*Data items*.
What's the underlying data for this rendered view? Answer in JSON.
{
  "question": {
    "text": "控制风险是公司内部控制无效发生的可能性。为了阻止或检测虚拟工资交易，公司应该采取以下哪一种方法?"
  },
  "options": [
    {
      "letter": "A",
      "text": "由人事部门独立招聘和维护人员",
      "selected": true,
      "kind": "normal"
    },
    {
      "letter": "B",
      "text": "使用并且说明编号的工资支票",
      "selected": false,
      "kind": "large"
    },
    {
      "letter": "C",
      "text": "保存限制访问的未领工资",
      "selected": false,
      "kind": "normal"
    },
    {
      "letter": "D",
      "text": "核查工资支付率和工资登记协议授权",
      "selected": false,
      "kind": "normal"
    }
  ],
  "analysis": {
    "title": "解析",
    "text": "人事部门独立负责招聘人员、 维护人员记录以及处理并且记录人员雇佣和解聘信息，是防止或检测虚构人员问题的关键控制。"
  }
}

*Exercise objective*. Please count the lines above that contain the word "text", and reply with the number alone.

*Written answer*. 6